Lord Trees spoke on 17 October in the House of Lords in a debate on the EU subcommittee reports on Brexit: agriculture and Brexit: farm animal welfare with Defra Minister Lord Gardiner.

AJT Brexit animal welfare debate

He took the opportunity to ask the Minister for further clarity on the rights of non-UK EU vets to continue to work in the UK post Brexit, he emphasised the role of vets in underpinning trade, sought assurances that animal welfare standards would not slip as a consequence of setting up new trading relationships and also spoke on the need to transpose medicines regulations into UK law to ensure that current and future medicines required for animal health are available. More generally he also asked the Minister if the Government have considered how financial inducements might be used to help to maintain animal welfare standards (e.g. during reform of farming subsidy payments) and to ensure that the EU Withdrawal Bill includes General Principles of EU law such as the Lisbon Treaty (Article 13) which requires the sentience of animals to be recognised in making and interpreting current and future laws.

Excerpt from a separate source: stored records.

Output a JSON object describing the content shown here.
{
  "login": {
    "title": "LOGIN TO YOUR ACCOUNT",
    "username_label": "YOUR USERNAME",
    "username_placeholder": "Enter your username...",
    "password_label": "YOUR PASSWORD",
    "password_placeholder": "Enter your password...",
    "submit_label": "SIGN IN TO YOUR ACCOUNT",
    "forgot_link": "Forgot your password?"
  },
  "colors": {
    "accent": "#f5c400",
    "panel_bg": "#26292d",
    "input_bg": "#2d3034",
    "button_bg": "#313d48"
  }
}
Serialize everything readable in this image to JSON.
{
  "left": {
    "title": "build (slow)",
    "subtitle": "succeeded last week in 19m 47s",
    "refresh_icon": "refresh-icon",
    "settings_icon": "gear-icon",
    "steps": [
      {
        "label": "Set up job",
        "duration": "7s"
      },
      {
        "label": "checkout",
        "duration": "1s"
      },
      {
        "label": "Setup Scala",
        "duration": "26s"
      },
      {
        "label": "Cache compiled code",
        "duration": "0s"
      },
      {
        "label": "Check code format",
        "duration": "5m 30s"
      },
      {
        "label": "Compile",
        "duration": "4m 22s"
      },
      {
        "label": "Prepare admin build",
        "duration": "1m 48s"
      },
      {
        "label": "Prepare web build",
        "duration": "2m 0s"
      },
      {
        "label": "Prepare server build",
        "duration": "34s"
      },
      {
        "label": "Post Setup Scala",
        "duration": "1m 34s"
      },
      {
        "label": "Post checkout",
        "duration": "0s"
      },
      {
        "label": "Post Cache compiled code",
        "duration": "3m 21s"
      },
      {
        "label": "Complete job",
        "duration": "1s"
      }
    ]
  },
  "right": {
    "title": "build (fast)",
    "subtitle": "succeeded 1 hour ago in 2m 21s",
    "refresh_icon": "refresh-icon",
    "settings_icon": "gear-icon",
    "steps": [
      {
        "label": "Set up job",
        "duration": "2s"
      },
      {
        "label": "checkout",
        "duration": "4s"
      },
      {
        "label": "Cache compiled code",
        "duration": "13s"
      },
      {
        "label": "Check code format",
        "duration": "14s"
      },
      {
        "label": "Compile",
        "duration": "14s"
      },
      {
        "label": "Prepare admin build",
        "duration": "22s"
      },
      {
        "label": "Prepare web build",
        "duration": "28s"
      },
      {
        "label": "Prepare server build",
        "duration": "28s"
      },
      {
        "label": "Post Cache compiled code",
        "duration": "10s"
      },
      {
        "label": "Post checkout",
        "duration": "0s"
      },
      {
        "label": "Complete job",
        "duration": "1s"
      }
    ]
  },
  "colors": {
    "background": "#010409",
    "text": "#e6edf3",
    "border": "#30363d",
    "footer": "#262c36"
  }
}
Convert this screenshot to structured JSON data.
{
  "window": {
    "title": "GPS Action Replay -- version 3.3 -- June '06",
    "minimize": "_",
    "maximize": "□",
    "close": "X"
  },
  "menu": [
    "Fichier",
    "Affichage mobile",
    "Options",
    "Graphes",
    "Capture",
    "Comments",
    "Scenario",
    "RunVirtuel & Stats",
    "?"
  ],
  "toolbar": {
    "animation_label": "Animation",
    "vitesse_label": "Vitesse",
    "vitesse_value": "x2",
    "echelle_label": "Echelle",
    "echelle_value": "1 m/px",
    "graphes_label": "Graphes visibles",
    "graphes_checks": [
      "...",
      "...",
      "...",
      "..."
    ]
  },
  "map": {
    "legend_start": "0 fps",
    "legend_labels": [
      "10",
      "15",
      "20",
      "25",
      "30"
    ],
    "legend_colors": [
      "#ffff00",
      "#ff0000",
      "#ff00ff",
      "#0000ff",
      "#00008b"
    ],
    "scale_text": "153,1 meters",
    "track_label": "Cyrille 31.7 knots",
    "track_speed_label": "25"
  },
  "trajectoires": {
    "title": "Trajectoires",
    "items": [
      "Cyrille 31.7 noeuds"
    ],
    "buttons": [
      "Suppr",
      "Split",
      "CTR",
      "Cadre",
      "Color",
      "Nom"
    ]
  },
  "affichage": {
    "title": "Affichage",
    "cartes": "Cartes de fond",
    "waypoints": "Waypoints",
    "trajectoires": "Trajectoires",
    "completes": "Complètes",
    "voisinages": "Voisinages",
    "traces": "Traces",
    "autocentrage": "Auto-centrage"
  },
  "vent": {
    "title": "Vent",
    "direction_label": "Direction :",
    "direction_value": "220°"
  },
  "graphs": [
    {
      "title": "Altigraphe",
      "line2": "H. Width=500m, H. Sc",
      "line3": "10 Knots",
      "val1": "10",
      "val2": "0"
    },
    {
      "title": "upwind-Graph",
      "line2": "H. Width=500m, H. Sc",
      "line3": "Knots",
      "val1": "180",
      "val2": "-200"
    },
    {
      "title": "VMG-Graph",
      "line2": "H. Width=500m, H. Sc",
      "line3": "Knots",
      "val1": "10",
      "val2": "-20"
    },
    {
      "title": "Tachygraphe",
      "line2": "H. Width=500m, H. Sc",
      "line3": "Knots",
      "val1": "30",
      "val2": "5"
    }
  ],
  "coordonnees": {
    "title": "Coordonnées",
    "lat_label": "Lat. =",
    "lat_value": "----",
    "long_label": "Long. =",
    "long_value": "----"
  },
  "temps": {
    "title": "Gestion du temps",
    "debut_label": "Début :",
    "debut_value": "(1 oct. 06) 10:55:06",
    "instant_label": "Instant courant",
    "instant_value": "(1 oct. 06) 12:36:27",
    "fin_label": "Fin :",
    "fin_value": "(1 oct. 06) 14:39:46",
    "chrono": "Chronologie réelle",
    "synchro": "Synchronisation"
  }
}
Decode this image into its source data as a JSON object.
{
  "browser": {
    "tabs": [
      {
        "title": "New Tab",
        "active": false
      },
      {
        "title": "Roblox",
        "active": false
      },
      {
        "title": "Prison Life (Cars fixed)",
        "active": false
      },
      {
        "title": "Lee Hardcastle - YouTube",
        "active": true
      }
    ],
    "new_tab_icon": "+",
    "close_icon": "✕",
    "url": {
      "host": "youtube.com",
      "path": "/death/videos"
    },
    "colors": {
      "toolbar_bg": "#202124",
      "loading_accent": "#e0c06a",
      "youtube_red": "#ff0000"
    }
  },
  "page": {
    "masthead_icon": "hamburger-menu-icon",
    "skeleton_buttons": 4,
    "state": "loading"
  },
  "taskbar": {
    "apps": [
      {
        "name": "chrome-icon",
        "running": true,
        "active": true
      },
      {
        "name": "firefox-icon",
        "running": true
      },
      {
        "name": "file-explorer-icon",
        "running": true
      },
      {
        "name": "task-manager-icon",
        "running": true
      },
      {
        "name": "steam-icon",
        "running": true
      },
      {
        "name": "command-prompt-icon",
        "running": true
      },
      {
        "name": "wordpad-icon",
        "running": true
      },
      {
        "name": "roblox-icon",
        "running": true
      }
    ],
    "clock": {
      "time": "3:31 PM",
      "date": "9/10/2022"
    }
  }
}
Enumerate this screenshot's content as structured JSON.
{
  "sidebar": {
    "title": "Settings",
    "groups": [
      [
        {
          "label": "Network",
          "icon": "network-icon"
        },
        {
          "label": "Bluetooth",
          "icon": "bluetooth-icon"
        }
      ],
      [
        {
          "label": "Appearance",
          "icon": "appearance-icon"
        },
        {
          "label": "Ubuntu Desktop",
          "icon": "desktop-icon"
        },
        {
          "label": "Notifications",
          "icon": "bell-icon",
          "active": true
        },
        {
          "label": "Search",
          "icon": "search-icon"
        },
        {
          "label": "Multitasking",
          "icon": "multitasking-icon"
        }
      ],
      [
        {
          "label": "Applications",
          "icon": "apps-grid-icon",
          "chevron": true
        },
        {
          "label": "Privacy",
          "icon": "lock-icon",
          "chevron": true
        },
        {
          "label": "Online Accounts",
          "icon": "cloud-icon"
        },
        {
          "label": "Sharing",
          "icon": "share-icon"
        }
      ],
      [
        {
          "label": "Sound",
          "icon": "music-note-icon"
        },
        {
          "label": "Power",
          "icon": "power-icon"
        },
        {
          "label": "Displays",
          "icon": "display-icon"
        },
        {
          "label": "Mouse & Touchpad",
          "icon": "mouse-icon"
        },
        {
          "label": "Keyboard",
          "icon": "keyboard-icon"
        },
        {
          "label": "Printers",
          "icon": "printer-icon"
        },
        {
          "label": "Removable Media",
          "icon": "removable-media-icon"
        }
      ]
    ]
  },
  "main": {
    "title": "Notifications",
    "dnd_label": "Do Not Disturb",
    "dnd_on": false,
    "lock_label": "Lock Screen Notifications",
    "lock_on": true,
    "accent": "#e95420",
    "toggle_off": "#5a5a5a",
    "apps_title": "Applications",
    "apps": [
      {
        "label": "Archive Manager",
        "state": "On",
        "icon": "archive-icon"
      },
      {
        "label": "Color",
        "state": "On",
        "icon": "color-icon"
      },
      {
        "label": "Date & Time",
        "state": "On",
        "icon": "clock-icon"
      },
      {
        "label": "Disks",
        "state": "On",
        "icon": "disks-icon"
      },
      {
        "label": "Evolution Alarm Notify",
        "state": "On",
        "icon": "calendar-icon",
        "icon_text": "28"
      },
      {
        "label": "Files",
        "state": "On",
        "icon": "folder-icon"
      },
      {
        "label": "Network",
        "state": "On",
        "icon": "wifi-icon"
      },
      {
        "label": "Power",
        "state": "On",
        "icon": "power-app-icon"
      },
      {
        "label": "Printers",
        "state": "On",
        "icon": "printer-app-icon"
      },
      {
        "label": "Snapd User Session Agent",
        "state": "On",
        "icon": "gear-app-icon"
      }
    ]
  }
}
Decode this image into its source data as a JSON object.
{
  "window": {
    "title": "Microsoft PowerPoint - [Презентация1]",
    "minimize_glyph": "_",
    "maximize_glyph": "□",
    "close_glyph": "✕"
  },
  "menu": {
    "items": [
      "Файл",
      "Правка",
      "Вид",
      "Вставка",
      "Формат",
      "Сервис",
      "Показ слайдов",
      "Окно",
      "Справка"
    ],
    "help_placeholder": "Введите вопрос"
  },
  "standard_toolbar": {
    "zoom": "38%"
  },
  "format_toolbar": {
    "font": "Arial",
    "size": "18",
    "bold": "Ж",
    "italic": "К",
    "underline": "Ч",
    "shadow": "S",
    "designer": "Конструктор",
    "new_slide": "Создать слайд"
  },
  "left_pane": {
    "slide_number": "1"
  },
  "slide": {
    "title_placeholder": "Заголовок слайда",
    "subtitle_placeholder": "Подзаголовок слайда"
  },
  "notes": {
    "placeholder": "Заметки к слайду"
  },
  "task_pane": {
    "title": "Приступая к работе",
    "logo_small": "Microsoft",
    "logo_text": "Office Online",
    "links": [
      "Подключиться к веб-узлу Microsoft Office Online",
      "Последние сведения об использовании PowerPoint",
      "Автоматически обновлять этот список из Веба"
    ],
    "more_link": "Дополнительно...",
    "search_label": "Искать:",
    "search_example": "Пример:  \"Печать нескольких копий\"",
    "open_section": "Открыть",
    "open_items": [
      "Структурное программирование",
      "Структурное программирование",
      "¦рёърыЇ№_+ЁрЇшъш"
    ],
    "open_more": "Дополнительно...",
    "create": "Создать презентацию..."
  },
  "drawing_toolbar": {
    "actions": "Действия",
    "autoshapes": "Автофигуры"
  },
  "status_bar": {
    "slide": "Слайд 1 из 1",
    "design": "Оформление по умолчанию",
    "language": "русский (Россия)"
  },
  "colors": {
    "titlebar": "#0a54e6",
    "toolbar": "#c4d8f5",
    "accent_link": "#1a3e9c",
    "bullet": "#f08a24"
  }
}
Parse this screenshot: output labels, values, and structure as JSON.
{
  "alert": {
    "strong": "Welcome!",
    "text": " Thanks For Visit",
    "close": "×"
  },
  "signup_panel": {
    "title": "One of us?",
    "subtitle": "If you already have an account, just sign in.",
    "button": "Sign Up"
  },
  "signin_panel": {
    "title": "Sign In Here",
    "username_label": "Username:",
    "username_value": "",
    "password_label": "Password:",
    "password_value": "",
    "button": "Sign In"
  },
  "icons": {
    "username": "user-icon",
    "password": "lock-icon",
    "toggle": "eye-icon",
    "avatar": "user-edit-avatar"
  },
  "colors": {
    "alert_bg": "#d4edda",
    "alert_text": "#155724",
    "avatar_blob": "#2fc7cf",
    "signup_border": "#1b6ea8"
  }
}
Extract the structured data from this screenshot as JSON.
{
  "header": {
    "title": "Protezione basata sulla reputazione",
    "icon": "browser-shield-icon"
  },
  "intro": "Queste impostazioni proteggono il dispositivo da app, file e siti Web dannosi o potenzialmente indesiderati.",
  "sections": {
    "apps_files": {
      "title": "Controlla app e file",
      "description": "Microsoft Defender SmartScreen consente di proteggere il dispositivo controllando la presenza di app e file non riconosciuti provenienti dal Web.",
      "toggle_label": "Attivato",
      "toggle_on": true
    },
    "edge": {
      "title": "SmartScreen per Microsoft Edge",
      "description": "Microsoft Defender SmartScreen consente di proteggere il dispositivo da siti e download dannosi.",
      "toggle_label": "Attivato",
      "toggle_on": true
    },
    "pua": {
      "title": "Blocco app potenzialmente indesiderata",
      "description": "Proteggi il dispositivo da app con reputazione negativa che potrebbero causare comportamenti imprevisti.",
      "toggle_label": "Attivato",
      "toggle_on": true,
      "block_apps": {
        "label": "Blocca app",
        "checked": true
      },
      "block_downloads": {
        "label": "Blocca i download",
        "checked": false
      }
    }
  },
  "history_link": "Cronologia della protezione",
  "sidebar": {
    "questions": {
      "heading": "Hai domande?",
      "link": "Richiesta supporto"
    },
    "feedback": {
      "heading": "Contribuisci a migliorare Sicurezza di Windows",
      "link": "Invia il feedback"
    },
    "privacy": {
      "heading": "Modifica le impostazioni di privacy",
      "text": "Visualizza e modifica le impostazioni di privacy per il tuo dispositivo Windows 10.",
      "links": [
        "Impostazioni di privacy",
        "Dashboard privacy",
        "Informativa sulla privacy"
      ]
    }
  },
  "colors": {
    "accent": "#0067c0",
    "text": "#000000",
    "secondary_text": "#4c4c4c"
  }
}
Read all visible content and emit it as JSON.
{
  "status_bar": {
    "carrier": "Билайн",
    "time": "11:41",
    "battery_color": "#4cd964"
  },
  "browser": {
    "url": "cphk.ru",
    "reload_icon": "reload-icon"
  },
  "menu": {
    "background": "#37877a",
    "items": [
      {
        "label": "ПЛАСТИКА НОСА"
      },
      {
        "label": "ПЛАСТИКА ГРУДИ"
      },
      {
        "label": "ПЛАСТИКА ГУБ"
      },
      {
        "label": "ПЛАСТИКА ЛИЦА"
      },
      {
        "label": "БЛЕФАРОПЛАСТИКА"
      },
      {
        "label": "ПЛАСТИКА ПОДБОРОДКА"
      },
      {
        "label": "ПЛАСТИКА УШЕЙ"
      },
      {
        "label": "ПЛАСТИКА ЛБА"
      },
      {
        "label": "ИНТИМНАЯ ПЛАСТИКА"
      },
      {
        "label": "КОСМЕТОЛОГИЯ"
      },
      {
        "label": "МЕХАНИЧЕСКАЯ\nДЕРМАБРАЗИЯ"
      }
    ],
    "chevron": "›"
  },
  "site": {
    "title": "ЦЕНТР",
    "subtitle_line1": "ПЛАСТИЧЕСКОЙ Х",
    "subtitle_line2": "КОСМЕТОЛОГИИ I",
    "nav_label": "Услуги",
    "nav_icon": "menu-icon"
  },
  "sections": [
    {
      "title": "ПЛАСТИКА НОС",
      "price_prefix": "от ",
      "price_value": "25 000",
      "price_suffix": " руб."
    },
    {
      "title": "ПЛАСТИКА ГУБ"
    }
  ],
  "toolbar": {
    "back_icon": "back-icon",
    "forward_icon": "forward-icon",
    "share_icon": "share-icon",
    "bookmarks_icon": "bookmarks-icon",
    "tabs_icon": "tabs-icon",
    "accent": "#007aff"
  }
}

Defra Minister, Lord Gardiner’s reply stated:

Lord Gardiner

“In government we absolutely recognise the key role played by vets in ensuring high animal welfare and health standards. Indeed, the Prime Minister specifically made it clear that securing the status of the veterinary workforce is a top priority. It has been my privilege to meet many EU nationals who serve in our veterinary profession and I can say how important they are to us.”

He mentioned welfare standards several times, re-iterating the Government’s position that the UK’s current standards of animal welfare will be maintained post Brexit. He also stated that the Government plans “to replicate broadly the EU’s current schedule of WTO commitments” in its future trade agreements allowing tariffs to be maintained at current level but acknowledging that decreases in tariffs can adversely impact farmers, consumers and the food industry.

In response to concerns about the negative impact of cuts in Defra funding and reduction in the Defra workforce he stated that Defra have recruited 450 additional staff, comprising policy generalists and specialists to support their comprehensive exit programme. More than 350 have already taken up posts, with the remainder currently progressing through the pre-appointment processes.

He confirmed The Secretary of State (Michael Gove’s) recent announcement that the Government intends to publish draft legislation for consultation “around the turn of the year” to increase the maximum sentence for animal cruelty offences from six months to five years in prison.

He also referred to the Government’s manifesto commitment to “take early steps to control the export of live farm animals for slaughter” as we leave the EU as well as to require CCTV in every slaughterhouse in England.

A full transcript of the debate is available here.